- **What to produce**: The entries follow. Copy every line in which "format" appears.

- **Material for this task**:
——————————

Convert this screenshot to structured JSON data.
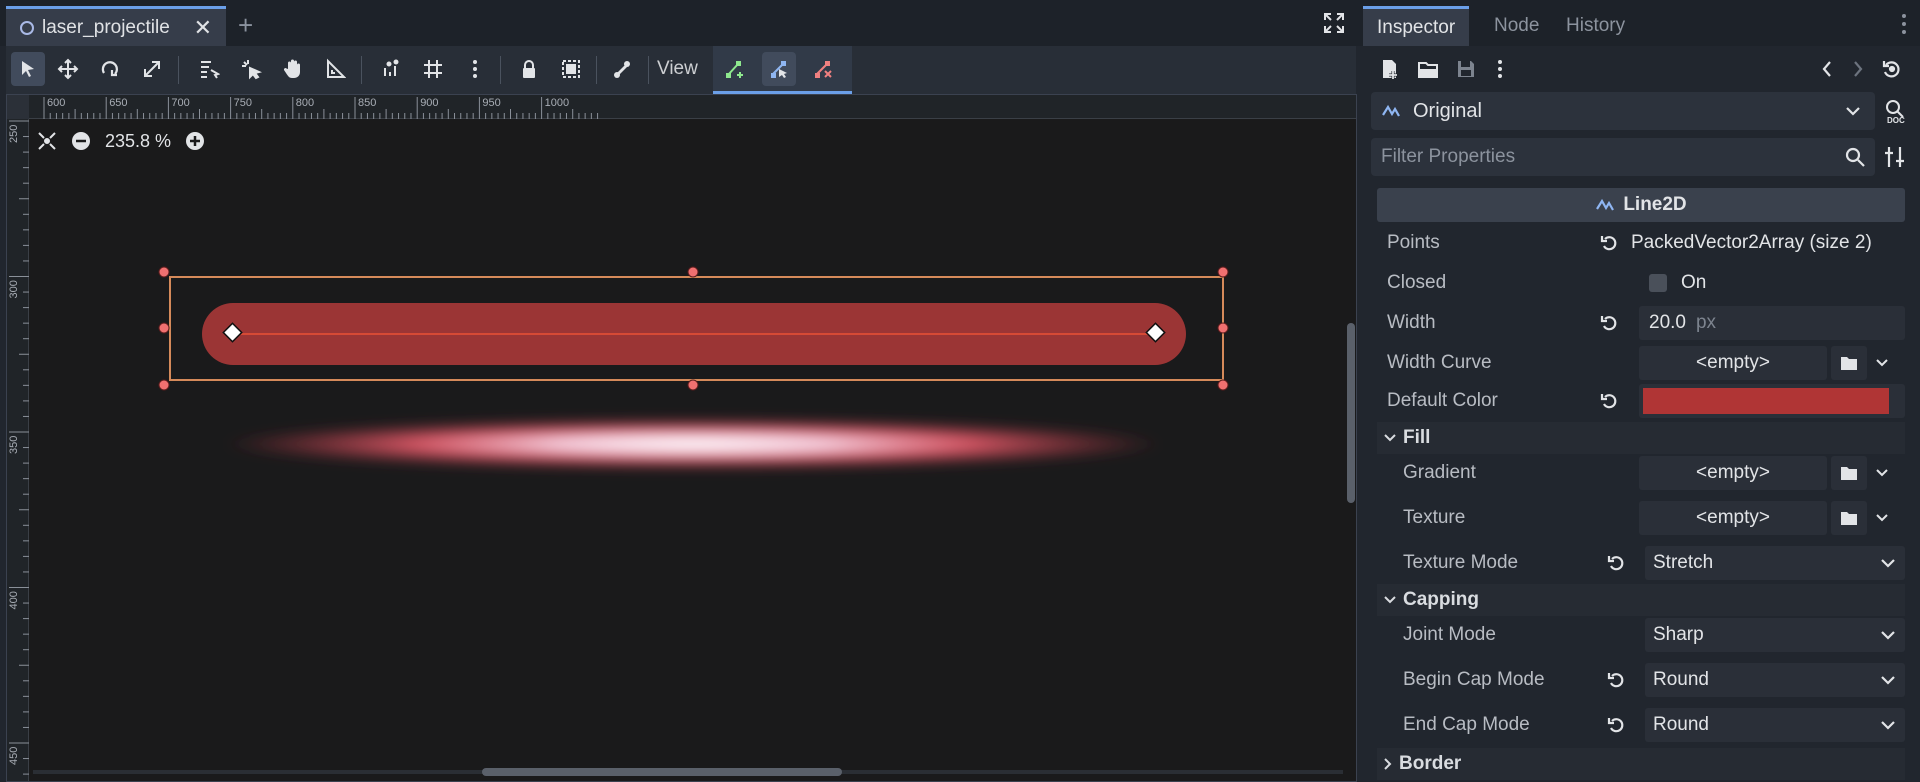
{
  "editor": {
    "scene_tab": "laser_projectile",
    "toolbar": {
      "view_label": "View"
    },
    "zoom": "235.8 %",
    "hruler_labels": [
      "600",
      "650",
      "700",
      "750",
      "800",
      "850",
      "900",
      "950",
      "1000"
    ],
    "vruler_labels": [
      "250",
      "300",
      "350",
      "400",
      "450"
    ],
    "line_color": "#9b3535"
  },
  "inspector": {
    "tabs": [
      "Inspector",
      "Node",
      "History"
    ],
    "resource": "Original",
    "filter_placeholder": "Filter Properties",
    "class_name": "Line2D",
    "properties": {
      "points": {
        "label": "Points",
        "value": "PackedVector2Array (size 2)"
      },
      "closed": {
        "label": "Closed",
        "value": "On"
      },
      "width": {
        "label": "Width",
        "value": "20.0",
        "unit": "px"
      },
      "width_curve": {
        "label": "Width Curve",
        "value": "<empty>"
      },
      "default_color": {
        "label": "Default Color",
        "color": "#b03535"
      }
    },
    "sections": {
      "fill": "Fill",
      "capping": "Capping",
      "border": "Border"
    },
    "fill": {
      "gradient": {
        "label": "Gradient",
        "value": "<empty>"
      },
      "texture": {
        "label": "Texture",
        "value": "<empty>"
      },
      "texture_mode": {
        "label": "Texture Mode",
        "value": "Stretch"
      }
    },
    "capping": {
      "joint_mode": {
        "label": "Joint Mode",
        "value": "Sharp"
      },
      "begin_cap_mode": {
        "label": "Begin Cap Mode",
        "value": "Round"
      },
      "end_cap_mode": {
        "label": "End Cap Mode",
        "value": "Round"
      }
    }
  }
}
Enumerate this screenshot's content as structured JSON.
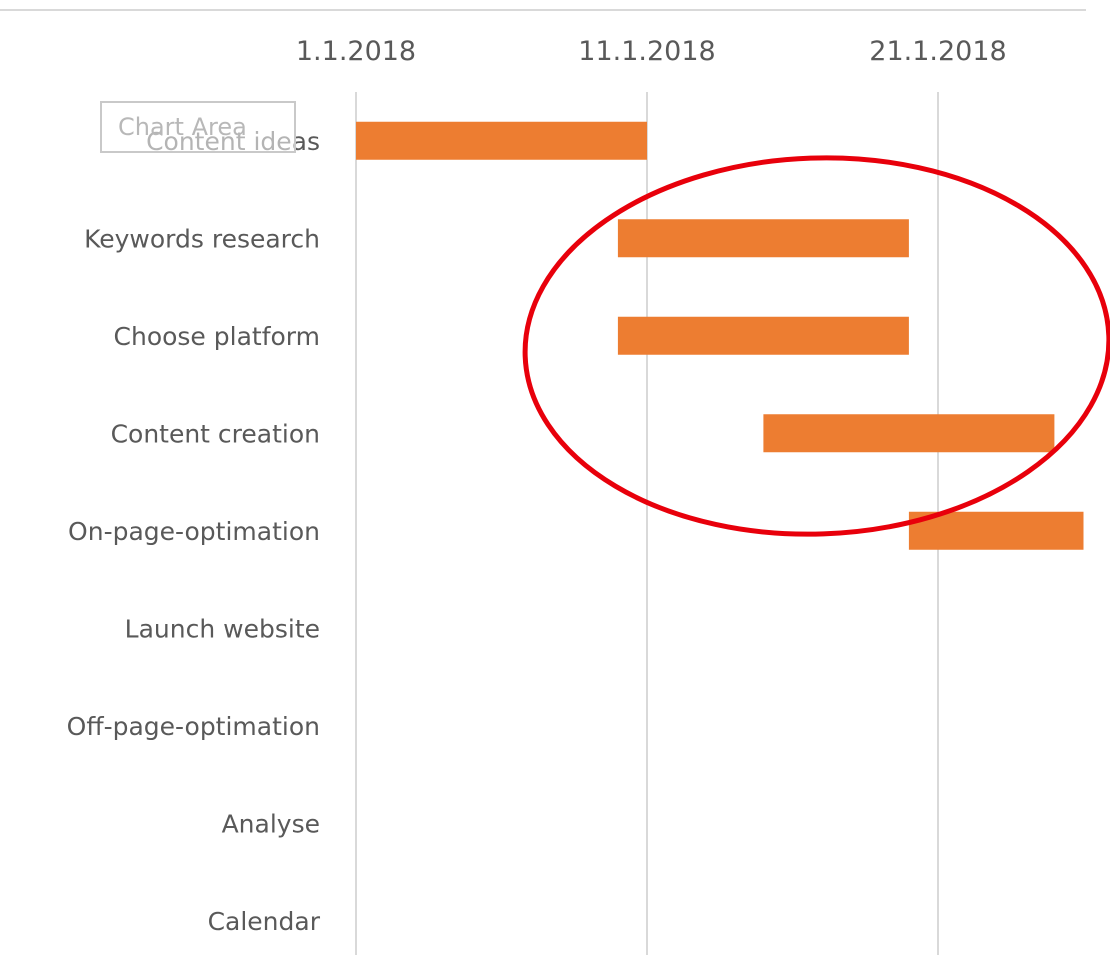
{
  "chart_data": {
    "type": "bar",
    "subtype": "gantt",
    "orientation": "horizontal",
    "title": "",
    "xlabel": "",
    "ylabel": "",
    "x_axis_position": "top",
    "x_ticks": [
      "1.1.2018",
      "11.1.2018",
      "21.1.2018"
    ],
    "xlim": [
      "2018-01-01",
      "2018-01-26"
    ],
    "gridlines": "vertical",
    "bar_color": "#ED7D31",
    "categories": [
      "Content ideas",
      "Keywords research",
      "Choose platform",
      "Content creation",
      "On-page-optimation",
      "Launch website",
      "Off-page-optimation",
      "Analyse",
      "Calendar"
    ],
    "tasks": [
      {
        "name": "Content ideas",
        "start": "2018-01-01",
        "end": "2018-01-11"
      },
      {
        "name": "Keywords research",
        "start": "2018-01-10",
        "end": "2018-01-20"
      },
      {
        "name": "Choose platform",
        "start": "2018-01-10",
        "end": "2018-01-20"
      },
      {
        "name": "Content creation",
        "start": "2018-01-15",
        "end": "2018-01-25"
      },
      {
        "name": "On-page-optimation",
        "start": "2018-01-20",
        "end": "2018-01-26"
      },
      {
        "name": "Launch website",
        "start": null,
        "end": null
      },
      {
        "name": "Off-page-optimation",
        "start": null,
        "end": null
      },
      {
        "name": "Analyse",
        "start": null,
        "end": null
      },
      {
        "name": "Calendar",
        "start": null,
        "end": null
      }
    ]
  },
  "overlay": {
    "tooltip_text": "Chart Area",
    "annotation_color": "#E8000B"
  }
}
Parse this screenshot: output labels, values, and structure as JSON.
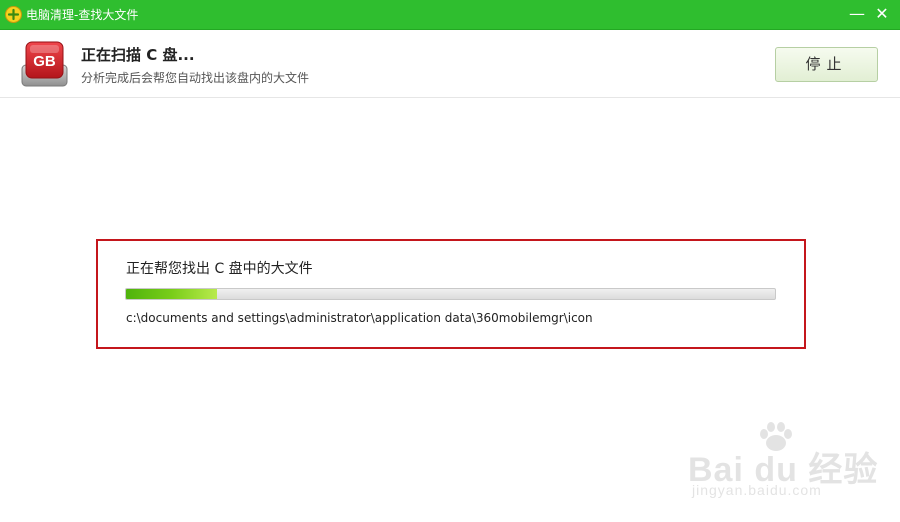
{
  "window": {
    "title": "电脑清理-查找大文件",
    "minimize_glyph": "—",
    "close_glyph": "✕"
  },
  "header": {
    "icon_text": "GB",
    "title": "正在扫描 C 盘...",
    "subtitle": "分析完成后会帮您自动找出该盘内的大文件",
    "stop_label": "停止"
  },
  "scan": {
    "label": "正在帮您找出 C 盘中的大文件",
    "progress": 0.14,
    "current_path": "c:\\documents and settings\\administrator\\application data\\360mobilemgr\\icon"
  },
  "watermark": {
    "main": "Bai du 经验",
    "sub": "jingyan.baidu.com"
  },
  "colors": {
    "titlebar": "#2fbe2f",
    "highlight_border": "#c4161c",
    "progress_fill": "#79cd19",
    "icon_red": "#d9262c"
  }
}
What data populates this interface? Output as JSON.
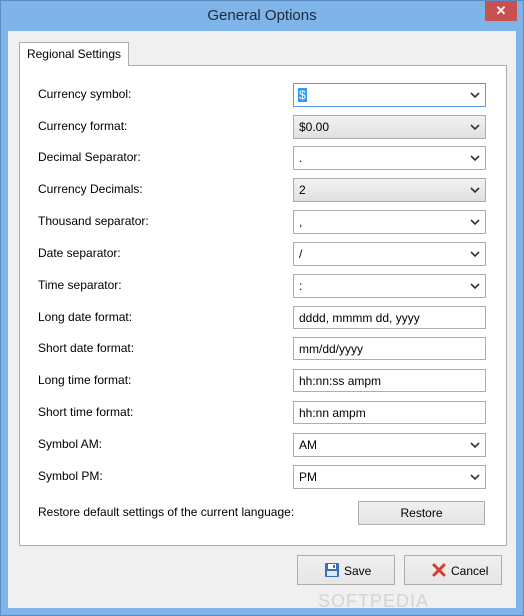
{
  "window": {
    "title": "General Options",
    "close_glyph": "✕"
  },
  "tabs": [
    {
      "label": "Regional Settings"
    }
  ],
  "fields": [
    {
      "label": "Currency symbol:",
      "value": "$",
      "type": "combo"
    },
    {
      "label": "Currency format:",
      "value": "$0.00",
      "type": "combo"
    },
    {
      "label": "Decimal Separator:",
      "value": ".",
      "type": "combo"
    },
    {
      "label": "Currency Decimals:",
      "value": "2",
      "type": "combo"
    },
    {
      "label": "Thousand separator:",
      "value": ",",
      "type": "combo"
    },
    {
      "label": "Date separator:",
      "value": "/",
      "type": "combo"
    },
    {
      "label": "Time separator:",
      "value": ":",
      "type": "combo"
    },
    {
      "label": "Long date format:",
      "value": "dddd, mmmm dd, yyyy",
      "type": "text"
    },
    {
      "label": "Short date format:",
      "value": "mm/dd/yyyy",
      "type": "text"
    },
    {
      "label": "Long time format:",
      "value": "hh:nn:ss ampm",
      "type": "text"
    },
    {
      "label": "Short time format:",
      "value": "hh:nn ampm",
      "type": "text"
    },
    {
      "label": "Symbol AM:",
      "value": "AM",
      "type": "combo"
    },
    {
      "label": "Symbol PM:",
      "value": "PM",
      "type": "combo"
    }
  ],
  "restore": {
    "label": "Restore default settings of the current language:",
    "button": "Restore"
  },
  "buttons": {
    "save": "Save",
    "cancel": "Cancel"
  },
  "icons": {
    "save": "floppy-disk-icon",
    "cancel": "red-x-icon",
    "dropdown": "chevron-down-icon"
  },
  "watermark": "SOFTPEDIA",
  "colors": {
    "titlebar": "#7eb4e8",
    "close": "#c75050",
    "selection": "#3399ff"
  }
}
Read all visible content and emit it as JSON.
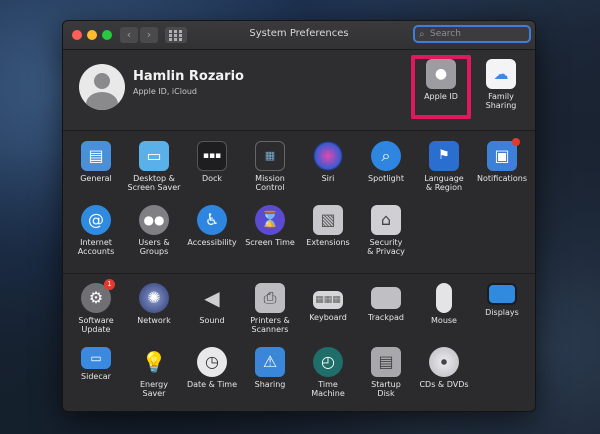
{
  "window": {
    "title": "System Preferences"
  },
  "search": {
    "placeholder": "Search"
  },
  "account": {
    "name": "Hamlin Rozario",
    "subtitle": "Apple ID, iCloud",
    "apple_id_label": "Apple ID",
    "family_sharing_label": "Family\nSharing"
  },
  "panes_row1": [
    {
      "label": "General",
      "icon": "general-icon",
      "color": "#4a90d9"
    },
    {
      "label": "Desktop &\nScreen Saver",
      "icon": "desktop-icon",
      "color": "#5ab0e8"
    },
    {
      "label": "Dock",
      "icon": "dock-icon",
      "color": "#1e1e20"
    },
    {
      "label": "Mission\nControl",
      "icon": "mission-control-icon",
      "color": "#2c2c2e"
    },
    {
      "label": "Siri",
      "icon": "siri-icon",
      "color": "#7a3fd0"
    },
    {
      "label": "Spotlight",
      "icon": "spotlight-icon",
      "color": "#2f86e0"
    },
    {
      "label": "Language\n& Region",
      "icon": "language-region-icon",
      "color": "#2a6fd0"
    },
    {
      "label": "Notifications",
      "icon": "notifications-icon",
      "color": "#3e7fd8"
    }
  ],
  "panes_row2": [
    {
      "label": "Internet\nAccounts",
      "icon": "internet-accounts-icon",
      "color": "#2f8ae0"
    },
    {
      "label": "Users &\nGroups",
      "icon": "users-groups-icon",
      "color": "#808084"
    },
    {
      "label": "Accessibility",
      "icon": "accessibility-icon",
      "color": "#2f86e0"
    },
    {
      "label": "Screen Time",
      "icon": "screen-time-icon",
      "color": "#5b4bd0"
    },
    {
      "label": "Extensions",
      "icon": "extensions-icon",
      "color": "#c8c8cc"
    },
    {
      "label": "Security\n& Privacy",
      "icon": "security-privacy-icon",
      "color": "#d0d0d4"
    }
  ],
  "panes_row3": [
    {
      "label": "Software\nUpdate",
      "icon": "software-update-icon",
      "color": "#707074",
      "badge": "1"
    },
    {
      "label": "Network",
      "icon": "network-icon",
      "color": "#4a5a90"
    },
    {
      "label": "Sound",
      "icon": "sound-icon",
      "color": "#555558"
    },
    {
      "label": "Printers &\nScanners",
      "icon": "printers-scanners-icon",
      "color": "#bdbdc1"
    },
    {
      "label": "Keyboard",
      "icon": "keyboard-icon",
      "color": "#d6d6da"
    },
    {
      "label": "Trackpad",
      "icon": "trackpad-icon",
      "color": "#c0c0c4"
    },
    {
      "label": "Mouse",
      "icon": "mouse-icon",
      "color": "#e4e4e6"
    },
    {
      "label": "Displays",
      "icon": "displays-icon",
      "color": "#2f8ae0"
    }
  ],
  "panes_row4": [
    {
      "label": "Sidecar",
      "icon": "sidecar-icon",
      "color": "#3a8ae0"
    },
    {
      "label": "Energy\nSaver",
      "icon": "energy-saver-icon",
      "color": "#f0d060"
    },
    {
      "label": "Date & Time",
      "icon": "date-time-icon",
      "color": "#e8e8ea"
    },
    {
      "label": "Sharing",
      "icon": "sharing-icon",
      "color": "#3a86d8"
    },
    {
      "label": "Time\nMachine",
      "icon": "time-machine-icon",
      "color": "#1f6e6a"
    },
    {
      "label": "Startup\nDisk",
      "icon": "startup-disk-icon",
      "color": "#a8a8ac"
    },
    {
      "label": "CDs & DVDs",
      "icon": "cds-dvds-icon",
      "color": "#d8d8dc"
    }
  ],
  "colors": {
    "highlight": "#e0185e",
    "window_bg": "#2b2b2d"
  }
}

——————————

- **Response below**:
      "label": "Currency format:",
      "label": "Long date format:",
      "label": "Short date format:",
      "label": "Long time format:",
      "label": "Short time format:",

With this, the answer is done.